------ GIVEN DATA ------
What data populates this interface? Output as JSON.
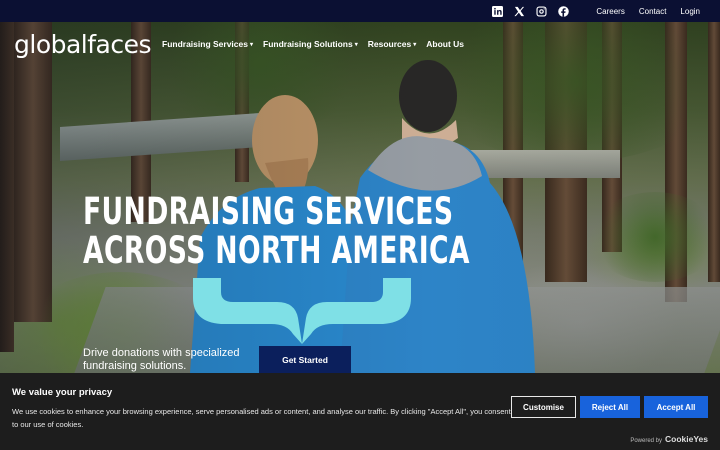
{
  "topbar": {
    "social": [
      "linkedin-icon",
      "x-icon",
      "instagram-icon",
      "facebook-icon"
    ],
    "links": [
      "Careers",
      "Contact",
      "Login"
    ]
  },
  "nav": {
    "logo": "globalfaces",
    "menu": [
      {
        "label": "Fundraising Services",
        "dropdown": true
      },
      {
        "label": "Fundraising Solutions",
        "dropdown": true
      },
      {
        "label": "Resources",
        "dropdown": true
      },
      {
        "label": "About Us",
        "dropdown": false
      }
    ]
  },
  "hero": {
    "headline_line1": "FUNDRAISING SERVICES",
    "headline_line2": "ACROSS NORTH AMERICA",
    "subtext": "Drive donations with specialized fundraising solutions.",
    "cta_label": "Get Started"
  },
  "cookie": {
    "title": "We value your privacy",
    "text": "We use cookies to enhance your browsing experience, serve personalised ads or content, and analyse our traffic. By clicking \"Accept All\", you consent to our use of cookies.",
    "customise_label": "Customise",
    "reject_label": "Reject All",
    "accept_label": "Accept All",
    "powered_prefix": "Powered by",
    "powered_brand": "CookieYes"
  },
  "colors": {
    "topbar": "#0b1033",
    "brace": "#7fe0e6",
    "cta": "#0b1f5c",
    "cookie_bg": "#1d1d1d",
    "cookie_btn": "#1863dc"
  }
}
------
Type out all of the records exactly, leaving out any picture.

What data populates this interface? Output as JSON.
{
  "topbar": {
    "social": [
      "linkedin-icon",
      "x-icon",
      "instagram-icon",
      "facebook-icon"
    ],
    "links": [
      "Careers",
      "Contact",
      "Login"
    ]
  },
  "nav": {
    "logo": "globalfaces",
    "menu": [
      {
        "label": "Fundraising Services",
        "dropdown": true
      },
      {
        "label": "Fundraising Solutions",
        "dropdown": true
      },
      {
        "label": "Resources",
        "dropdown": true
      },
      {
        "label": "About Us",
        "dropdown": false
      }
    ]
  },
  "hero": {
    "headline_line1": "FUNDRAISING SERVICES",
    "headline_line2": "ACROSS NORTH AMERICA",
    "subtext": "Drive donations with specialized fundraising solutions.",
    "cta_label": "Get Started"
  },
  "cookie": {
    "title": "We value your privacy",
    "text": "We use cookies to enhance your browsing experience, serve personalised ads or content, and analyse our traffic. By clicking \"Accept All\", you consent to our use of cookies.",
    "customise_label": "Customise",
    "reject_label": "Reject All",
    "accept_label": "Accept All",
    "powered_prefix": "Powered by",
    "powered_brand": "CookieYes"
  },
  "colors": {
    "topbar": "#0b1033",
    "brace": "#7fe0e6",
    "cta": "#0b1f5c",
    "cookie_bg": "#1d1d1d",
    "cookie_btn": "#1863dc"
  }
}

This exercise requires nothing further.